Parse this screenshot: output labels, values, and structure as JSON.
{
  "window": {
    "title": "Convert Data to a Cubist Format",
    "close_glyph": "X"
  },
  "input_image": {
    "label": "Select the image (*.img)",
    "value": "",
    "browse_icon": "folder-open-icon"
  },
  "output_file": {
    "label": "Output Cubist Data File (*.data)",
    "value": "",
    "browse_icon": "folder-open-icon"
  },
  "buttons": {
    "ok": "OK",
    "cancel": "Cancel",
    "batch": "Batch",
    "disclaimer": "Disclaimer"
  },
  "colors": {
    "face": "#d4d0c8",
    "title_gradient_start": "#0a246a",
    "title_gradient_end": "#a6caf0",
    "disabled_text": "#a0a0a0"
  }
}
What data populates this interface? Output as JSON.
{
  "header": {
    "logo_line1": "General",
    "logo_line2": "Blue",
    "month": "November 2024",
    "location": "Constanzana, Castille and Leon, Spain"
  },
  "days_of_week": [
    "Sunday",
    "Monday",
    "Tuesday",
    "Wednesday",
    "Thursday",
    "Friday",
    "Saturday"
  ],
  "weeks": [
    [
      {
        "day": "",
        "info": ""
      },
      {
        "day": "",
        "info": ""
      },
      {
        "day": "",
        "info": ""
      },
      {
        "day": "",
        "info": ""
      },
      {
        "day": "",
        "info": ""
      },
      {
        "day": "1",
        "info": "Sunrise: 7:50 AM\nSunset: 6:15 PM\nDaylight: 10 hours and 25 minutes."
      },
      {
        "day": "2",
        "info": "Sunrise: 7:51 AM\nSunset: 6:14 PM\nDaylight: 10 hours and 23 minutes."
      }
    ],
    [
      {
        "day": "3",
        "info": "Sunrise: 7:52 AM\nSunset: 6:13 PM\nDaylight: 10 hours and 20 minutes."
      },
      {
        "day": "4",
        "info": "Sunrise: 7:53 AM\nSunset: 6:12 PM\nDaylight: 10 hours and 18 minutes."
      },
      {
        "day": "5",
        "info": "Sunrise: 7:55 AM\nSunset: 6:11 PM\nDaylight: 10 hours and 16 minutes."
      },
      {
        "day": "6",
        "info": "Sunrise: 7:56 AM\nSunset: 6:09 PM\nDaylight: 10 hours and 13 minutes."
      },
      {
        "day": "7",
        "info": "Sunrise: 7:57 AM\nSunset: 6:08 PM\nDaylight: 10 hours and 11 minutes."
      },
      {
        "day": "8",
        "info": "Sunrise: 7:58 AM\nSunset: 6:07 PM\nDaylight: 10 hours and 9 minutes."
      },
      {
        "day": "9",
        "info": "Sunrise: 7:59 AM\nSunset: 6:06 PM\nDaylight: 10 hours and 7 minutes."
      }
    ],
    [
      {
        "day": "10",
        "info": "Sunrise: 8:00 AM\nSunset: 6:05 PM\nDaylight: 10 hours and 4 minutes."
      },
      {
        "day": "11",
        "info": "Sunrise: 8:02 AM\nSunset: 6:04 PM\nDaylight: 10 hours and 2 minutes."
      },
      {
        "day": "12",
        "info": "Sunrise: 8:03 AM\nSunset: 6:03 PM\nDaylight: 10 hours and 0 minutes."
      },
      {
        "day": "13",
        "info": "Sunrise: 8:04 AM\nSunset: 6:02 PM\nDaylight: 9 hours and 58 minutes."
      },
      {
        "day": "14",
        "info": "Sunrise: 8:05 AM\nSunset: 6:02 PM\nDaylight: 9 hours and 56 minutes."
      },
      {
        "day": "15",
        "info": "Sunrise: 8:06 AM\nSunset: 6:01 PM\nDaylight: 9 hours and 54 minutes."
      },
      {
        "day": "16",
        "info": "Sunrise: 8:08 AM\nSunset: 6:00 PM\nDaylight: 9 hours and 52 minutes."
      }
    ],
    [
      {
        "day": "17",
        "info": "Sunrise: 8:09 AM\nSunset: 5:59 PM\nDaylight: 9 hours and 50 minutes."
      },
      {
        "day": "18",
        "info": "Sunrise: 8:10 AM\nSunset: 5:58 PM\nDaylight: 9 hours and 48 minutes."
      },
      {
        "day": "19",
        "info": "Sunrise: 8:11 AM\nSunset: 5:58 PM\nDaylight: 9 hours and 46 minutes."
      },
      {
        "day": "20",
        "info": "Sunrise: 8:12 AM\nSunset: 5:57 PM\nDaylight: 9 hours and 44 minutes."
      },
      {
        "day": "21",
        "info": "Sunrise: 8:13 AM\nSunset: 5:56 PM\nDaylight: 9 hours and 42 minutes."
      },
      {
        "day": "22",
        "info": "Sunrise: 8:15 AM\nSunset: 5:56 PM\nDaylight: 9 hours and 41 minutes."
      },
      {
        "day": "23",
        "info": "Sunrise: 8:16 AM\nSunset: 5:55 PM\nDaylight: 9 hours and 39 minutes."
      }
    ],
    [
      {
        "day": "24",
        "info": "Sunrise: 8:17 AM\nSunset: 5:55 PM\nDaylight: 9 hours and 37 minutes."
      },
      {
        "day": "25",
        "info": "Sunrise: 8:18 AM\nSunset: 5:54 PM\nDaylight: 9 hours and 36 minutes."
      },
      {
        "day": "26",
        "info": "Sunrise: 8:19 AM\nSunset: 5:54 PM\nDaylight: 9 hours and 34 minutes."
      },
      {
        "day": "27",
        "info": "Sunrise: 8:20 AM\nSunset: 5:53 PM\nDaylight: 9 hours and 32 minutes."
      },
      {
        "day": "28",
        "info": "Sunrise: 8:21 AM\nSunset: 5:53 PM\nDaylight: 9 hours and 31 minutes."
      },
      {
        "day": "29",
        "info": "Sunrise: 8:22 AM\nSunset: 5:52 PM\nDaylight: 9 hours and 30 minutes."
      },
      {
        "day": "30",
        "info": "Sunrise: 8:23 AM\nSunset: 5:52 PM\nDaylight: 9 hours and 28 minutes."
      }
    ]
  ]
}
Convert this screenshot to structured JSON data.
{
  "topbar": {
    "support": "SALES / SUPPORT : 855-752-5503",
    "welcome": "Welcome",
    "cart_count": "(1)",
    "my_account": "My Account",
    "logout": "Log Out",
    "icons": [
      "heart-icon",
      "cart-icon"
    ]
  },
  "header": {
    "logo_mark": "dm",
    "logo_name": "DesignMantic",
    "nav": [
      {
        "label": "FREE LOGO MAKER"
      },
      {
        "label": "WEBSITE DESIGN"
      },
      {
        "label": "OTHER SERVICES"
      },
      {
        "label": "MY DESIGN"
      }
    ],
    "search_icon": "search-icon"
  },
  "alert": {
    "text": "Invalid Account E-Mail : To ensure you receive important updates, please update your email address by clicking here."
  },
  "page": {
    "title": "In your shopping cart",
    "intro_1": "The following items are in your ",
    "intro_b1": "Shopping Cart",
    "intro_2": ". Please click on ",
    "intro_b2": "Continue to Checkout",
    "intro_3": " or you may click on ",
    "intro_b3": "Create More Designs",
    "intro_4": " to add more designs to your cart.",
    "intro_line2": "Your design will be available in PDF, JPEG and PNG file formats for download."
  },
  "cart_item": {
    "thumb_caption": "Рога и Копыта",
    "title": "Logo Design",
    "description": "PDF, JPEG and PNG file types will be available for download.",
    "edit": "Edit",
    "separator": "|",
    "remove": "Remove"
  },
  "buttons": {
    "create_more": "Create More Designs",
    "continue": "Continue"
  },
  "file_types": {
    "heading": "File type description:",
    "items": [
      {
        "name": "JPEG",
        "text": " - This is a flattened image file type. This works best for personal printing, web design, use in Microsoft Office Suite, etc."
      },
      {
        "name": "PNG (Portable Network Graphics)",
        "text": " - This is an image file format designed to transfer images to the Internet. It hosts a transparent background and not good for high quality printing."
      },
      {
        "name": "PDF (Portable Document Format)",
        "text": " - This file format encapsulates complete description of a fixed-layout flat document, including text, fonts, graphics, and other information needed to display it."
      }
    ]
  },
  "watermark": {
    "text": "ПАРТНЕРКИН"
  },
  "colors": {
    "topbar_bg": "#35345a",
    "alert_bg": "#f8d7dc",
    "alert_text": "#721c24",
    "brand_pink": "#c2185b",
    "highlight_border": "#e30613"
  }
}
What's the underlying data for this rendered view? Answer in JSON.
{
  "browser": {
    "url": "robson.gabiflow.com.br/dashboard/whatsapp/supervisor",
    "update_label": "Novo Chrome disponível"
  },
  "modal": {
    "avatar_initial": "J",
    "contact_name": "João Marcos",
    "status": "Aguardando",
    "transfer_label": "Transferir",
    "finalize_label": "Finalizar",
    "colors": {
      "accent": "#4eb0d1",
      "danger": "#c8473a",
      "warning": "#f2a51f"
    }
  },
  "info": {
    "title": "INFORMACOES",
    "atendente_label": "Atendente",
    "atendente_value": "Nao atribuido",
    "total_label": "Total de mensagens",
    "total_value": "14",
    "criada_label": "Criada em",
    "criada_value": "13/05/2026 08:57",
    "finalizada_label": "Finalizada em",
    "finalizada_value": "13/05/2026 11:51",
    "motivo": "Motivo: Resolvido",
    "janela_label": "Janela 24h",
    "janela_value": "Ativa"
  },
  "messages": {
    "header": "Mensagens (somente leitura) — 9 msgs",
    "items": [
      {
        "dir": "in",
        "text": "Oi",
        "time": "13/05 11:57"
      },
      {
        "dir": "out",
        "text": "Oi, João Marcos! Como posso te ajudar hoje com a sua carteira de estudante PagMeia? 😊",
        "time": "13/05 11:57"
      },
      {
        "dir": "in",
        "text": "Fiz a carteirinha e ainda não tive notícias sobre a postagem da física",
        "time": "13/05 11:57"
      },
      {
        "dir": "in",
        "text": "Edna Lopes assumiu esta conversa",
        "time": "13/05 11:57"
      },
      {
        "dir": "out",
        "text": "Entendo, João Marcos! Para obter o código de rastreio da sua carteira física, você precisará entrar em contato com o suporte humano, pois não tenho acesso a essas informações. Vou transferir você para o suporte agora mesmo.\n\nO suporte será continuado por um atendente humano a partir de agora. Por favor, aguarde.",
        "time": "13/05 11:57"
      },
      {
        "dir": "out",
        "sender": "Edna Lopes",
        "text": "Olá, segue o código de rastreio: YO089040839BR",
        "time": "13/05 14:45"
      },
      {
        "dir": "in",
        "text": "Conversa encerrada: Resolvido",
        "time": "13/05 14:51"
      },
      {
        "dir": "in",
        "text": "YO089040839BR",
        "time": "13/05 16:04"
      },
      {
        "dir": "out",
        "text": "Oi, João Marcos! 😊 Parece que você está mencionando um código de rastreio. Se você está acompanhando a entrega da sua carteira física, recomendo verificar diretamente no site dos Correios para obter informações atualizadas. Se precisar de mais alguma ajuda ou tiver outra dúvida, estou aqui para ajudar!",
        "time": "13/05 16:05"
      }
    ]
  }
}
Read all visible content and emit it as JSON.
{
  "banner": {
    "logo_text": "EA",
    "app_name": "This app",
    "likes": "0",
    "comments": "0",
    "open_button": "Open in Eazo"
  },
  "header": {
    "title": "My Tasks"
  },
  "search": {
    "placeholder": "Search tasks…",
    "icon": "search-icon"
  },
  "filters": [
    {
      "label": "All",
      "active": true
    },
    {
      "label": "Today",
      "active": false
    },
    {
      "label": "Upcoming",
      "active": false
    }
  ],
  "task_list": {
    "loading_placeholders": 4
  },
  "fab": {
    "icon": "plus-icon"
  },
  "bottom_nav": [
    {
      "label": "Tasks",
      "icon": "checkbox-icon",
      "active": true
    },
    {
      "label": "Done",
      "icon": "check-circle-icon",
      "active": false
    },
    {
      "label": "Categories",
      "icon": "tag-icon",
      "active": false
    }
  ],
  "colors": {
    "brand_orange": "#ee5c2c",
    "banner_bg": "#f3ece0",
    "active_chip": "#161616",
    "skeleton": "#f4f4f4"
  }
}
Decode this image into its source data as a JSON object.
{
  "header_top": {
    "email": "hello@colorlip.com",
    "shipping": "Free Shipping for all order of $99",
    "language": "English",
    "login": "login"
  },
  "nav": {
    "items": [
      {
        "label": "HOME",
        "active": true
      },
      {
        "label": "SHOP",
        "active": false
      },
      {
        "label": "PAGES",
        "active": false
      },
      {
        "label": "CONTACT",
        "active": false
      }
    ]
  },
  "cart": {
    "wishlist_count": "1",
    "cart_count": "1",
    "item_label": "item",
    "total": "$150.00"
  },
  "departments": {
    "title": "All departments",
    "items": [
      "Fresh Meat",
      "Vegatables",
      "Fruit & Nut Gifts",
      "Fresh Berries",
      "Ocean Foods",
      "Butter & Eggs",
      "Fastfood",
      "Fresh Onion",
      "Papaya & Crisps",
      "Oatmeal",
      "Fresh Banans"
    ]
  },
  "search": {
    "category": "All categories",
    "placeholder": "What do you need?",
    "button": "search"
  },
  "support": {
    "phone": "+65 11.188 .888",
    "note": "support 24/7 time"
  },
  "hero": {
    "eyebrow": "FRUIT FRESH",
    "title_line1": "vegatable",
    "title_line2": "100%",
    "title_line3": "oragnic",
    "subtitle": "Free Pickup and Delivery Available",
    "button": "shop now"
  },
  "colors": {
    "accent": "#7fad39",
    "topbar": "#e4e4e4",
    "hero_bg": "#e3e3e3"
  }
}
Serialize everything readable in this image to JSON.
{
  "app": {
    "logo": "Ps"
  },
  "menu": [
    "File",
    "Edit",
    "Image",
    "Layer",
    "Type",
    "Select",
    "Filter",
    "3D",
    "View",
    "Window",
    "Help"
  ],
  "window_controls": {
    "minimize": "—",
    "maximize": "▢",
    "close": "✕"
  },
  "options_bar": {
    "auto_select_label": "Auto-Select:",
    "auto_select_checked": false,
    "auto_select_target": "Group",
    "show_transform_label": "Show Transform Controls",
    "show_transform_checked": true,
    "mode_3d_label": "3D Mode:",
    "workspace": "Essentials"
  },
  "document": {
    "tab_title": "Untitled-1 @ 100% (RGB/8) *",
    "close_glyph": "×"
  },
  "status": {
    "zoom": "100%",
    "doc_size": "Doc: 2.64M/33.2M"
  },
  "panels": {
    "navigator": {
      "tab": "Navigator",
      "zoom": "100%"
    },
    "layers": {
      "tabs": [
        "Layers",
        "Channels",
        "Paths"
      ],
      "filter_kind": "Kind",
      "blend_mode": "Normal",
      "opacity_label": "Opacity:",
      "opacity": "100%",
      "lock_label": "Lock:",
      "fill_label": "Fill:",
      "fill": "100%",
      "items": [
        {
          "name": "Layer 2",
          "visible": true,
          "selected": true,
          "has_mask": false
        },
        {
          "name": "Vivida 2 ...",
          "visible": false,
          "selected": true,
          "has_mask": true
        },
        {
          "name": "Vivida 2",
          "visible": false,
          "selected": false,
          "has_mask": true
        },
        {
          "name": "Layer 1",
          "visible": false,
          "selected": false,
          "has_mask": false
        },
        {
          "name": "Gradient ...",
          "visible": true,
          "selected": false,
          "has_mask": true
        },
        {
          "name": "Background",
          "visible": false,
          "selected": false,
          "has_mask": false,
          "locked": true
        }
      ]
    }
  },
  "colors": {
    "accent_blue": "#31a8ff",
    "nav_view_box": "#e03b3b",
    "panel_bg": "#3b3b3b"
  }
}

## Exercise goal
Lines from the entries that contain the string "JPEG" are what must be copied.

## Written answer
    "intro_line2": "Your design will be available in PDF, JPEG and PNG file formats for download."
    "description": "PDF, JPEG and PNG file types will be available for download.",
        "name": "JPEG",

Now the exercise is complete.